Iraq negligence claim ruling hailed
Lawyers have hailed a High Court judge's ruling that relatives of soldiers killed in Iraq could pursue claims for negligence against the Government as a "landmark" and "real victory" for British troops.
They said Mr Justice Owen's decision, which came after a High Court hearing in London, sent a "clear message" to the Ministry of Defence (MoD).
Solicitors said four damages claims - two by relatives of soldiers killed and two by wounded soldiers - will progress in the wake of the ruling, but the MoD said it aims to appeal.
Relatives had argued that the MoD failed to provide armoured vehicles or equipment which could have saved lives and should pay compensation. MoD bosses said decisions about battlefield equipment were for politicians and military commanders.
"Mr Justice Owen's landmark judgment has shown that the Ministry of Defence's argument that there is no duty to protect soldiers deployed on active service is manifestly wrong," said a spokesman for Hodge Jones & Allen, a law firm representing some of the relatives. A spokesman for Leigh, Day & Co, which is representing other families, said: "It is a real victory for... all service personnel."
The judge blocked separate attempts to seek compensation from the Government under human rights legislation - although relatives said they will appeal against that ruling.
Mr Justice Owen heard that compensation claims had been made following an incident in which a British Challenger tank opened fire on another British Challenger tank after an officer became "disorientated" and incidents in which soldiers died after Snatch Land Rovers hit improvised bombs.

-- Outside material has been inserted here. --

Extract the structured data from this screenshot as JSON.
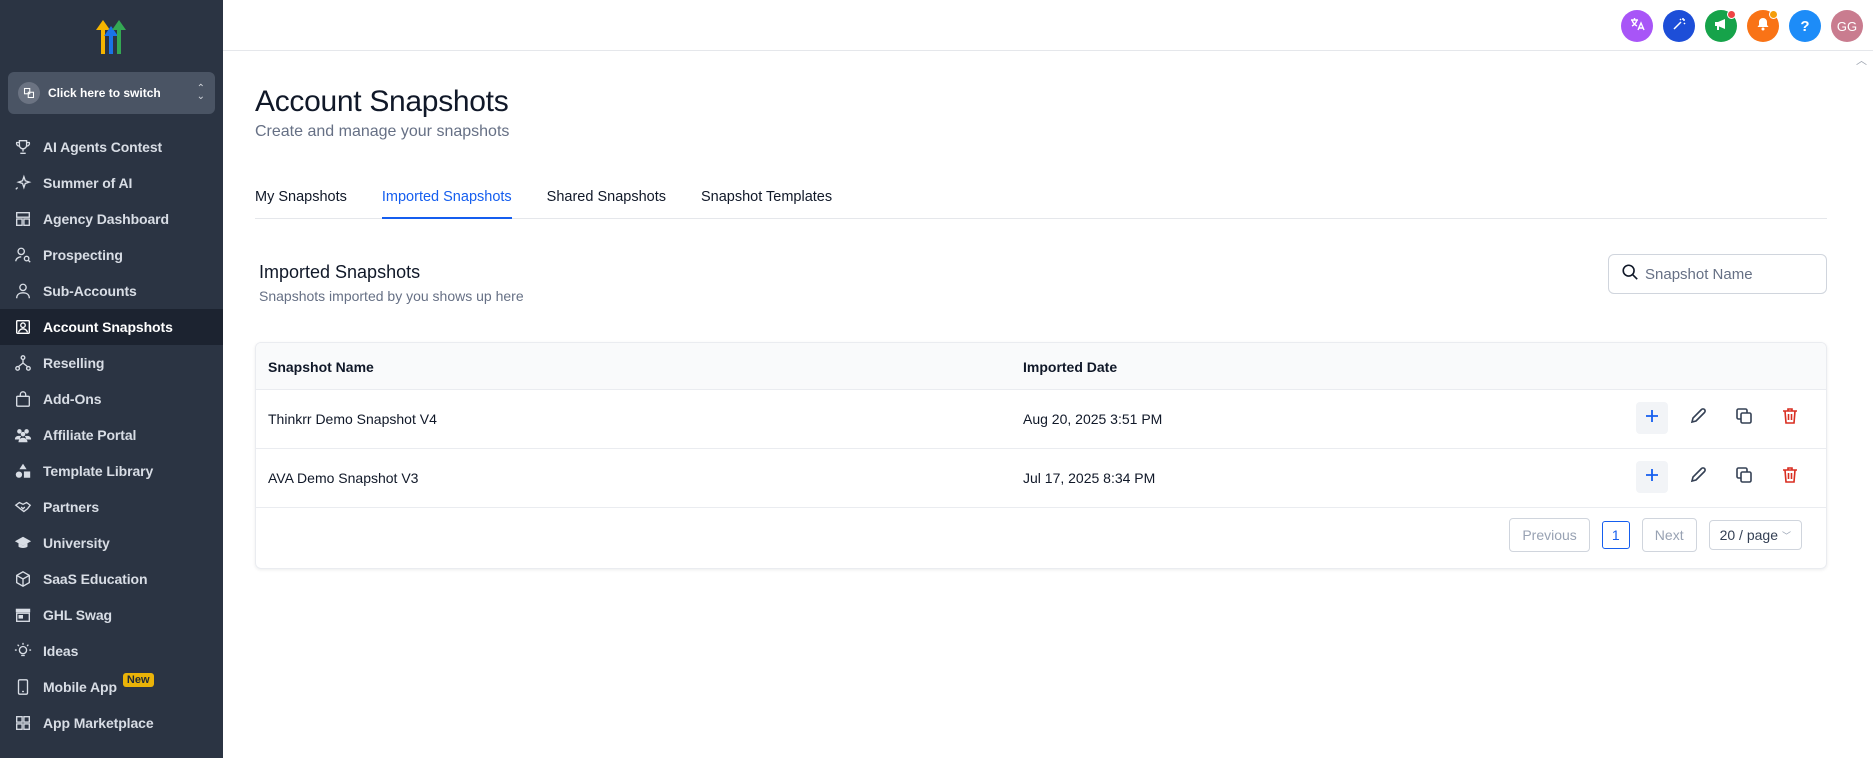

Corporal Stephen Allbutt, 35, of Sneyd Green, Stoke-on-Trent, Staffordshire, was killed by "friendly fire" in March 2003 after his Challenger 2 tank was hit by another Challenger 2 tank. Two other soldiers, Dan Twiddy, of Stamford, Lincolnshire and Andy Julien, of Bolton, Greater Manchester, were badly hurt in the incident.
Private Phillip Hewett, 21, of Tamworth, Staffordshire, died in July 2005 after a Snatch Land Rover was blown up. Similar explosions claimed the lives of Private Lee Ellis, 23, of Wythenshawe, Greater Manchester, in February 2006, and Lance Corporal Kirk Redpath, 22, of Romford, Essex, in August 2007.
Lawyers said the ruling on negligence meant that a claim brought on behalf of Pte Ellis's 10-year-old daughter Courtney plus claims by Cpl Allbutt's widow, Debi, and Mr Twiddy and Mr Julien could continue.